In the U.S., have there been any favorable policy developments in terms of incentivizing energy derived from pellets and other biomass?
Over the past few months, the U.S. EPA has released the Affordable Clean Energy rule, which provides states instruction and guidelines for developing state plans to reduce carbon emissions and increase renewable energy usage. While the U.S. has no national emissions target at this time, many states and localities are committing to the promises in the Paris Agreement and creating their own environmental goals. Additionally, EPA, DOE, and USDA sent a letter just this month to Congress touting the benefits of woody biomass energy and outlining their plans to develop policies around the use of biomass as a renewable energy source. This could open up a favorable situation for a domestic U.S. market for pellets.

Safety is critical in this industry. How important is this topic to the industry and your members, and why? What is the motto or bottom line when it comes to safety?
Safety is priority number one for our industry and our members.  Providing a safe work environment for industry employees is nonnegotiable.
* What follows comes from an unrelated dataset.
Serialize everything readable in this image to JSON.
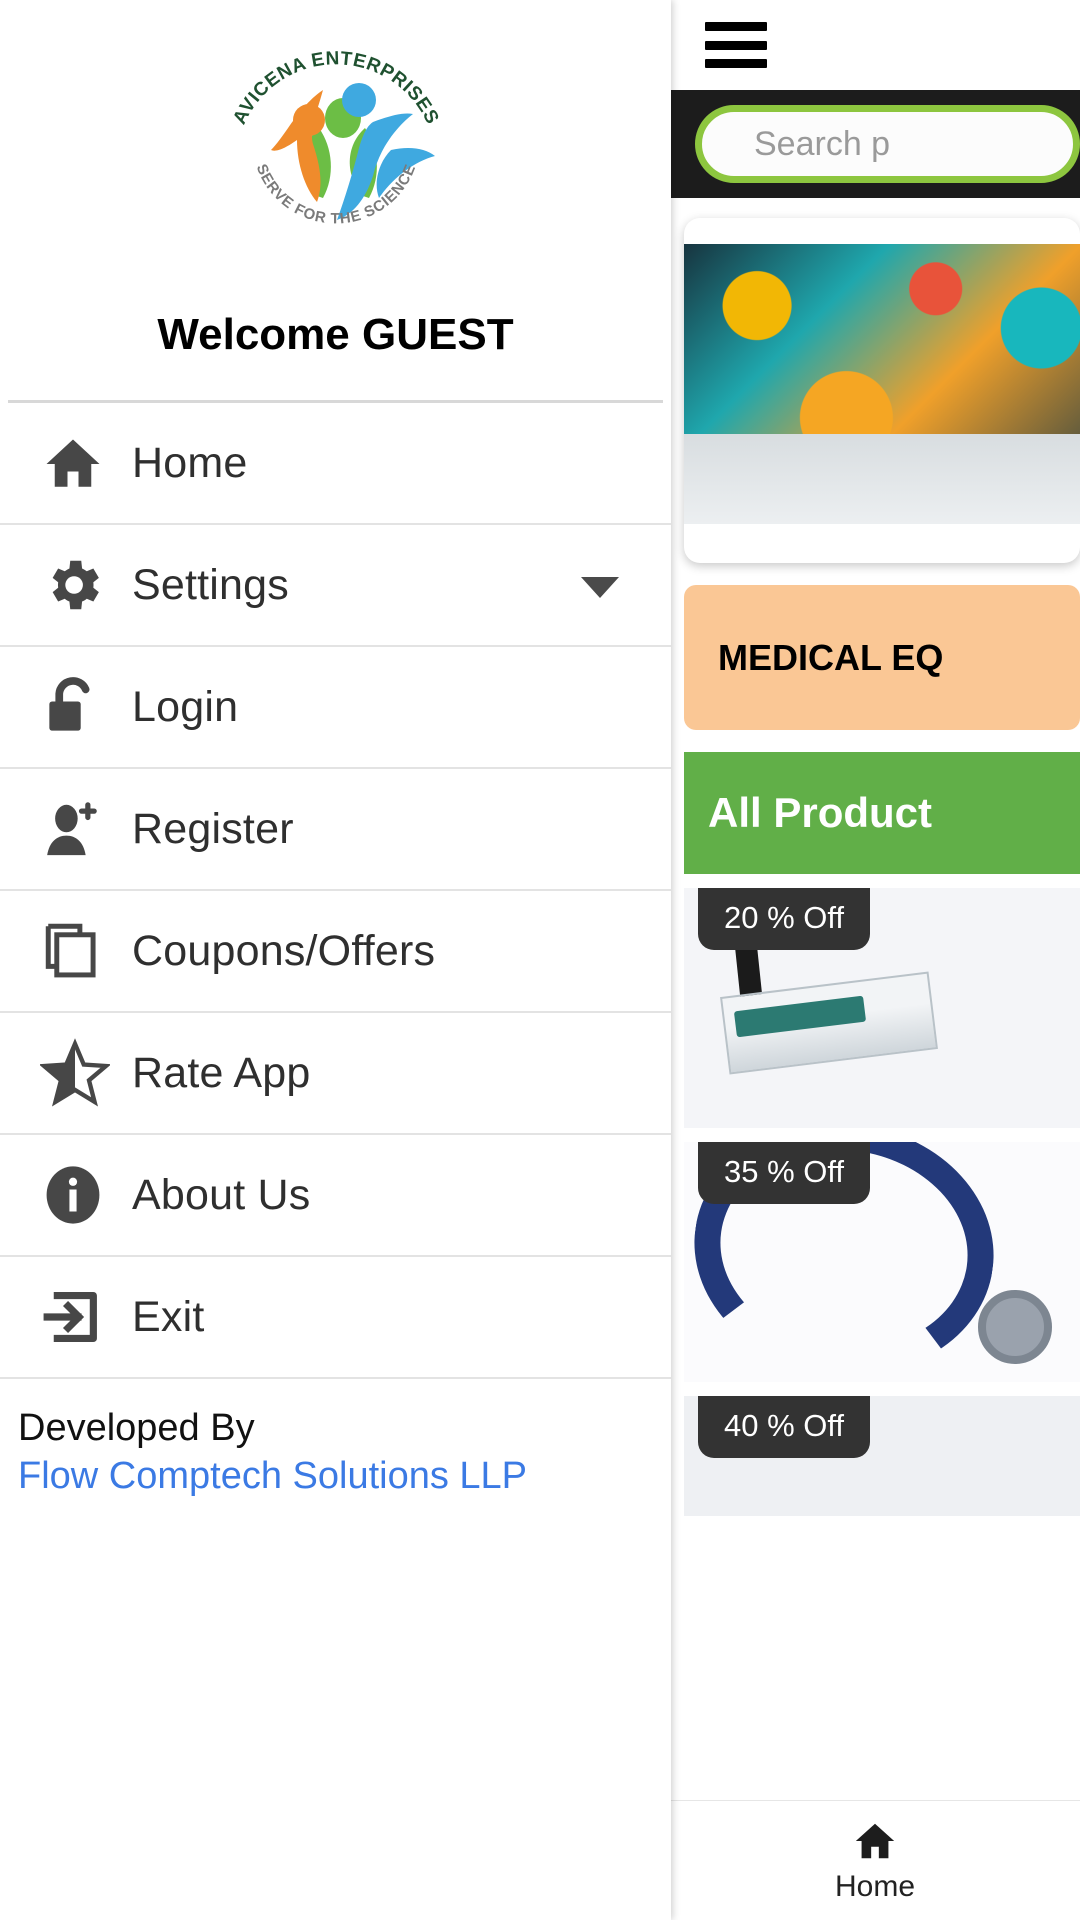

USIPA’s Safety Work Group, which is comprised of safety and operations professionals from each pellet producer, has developed a set of industry best practices and holds routine calls and meetings to provide updates and discuss safety incidents. 

What are some major areas of focus of your association in 2019?
In 2019, we will be focusing on communicating our industry’s positive message (we have a great story to share!), and continuing to strengthen current markets and explore new ones.

Author: Anna Simet
Editor, Biomass Magazine
[email protected]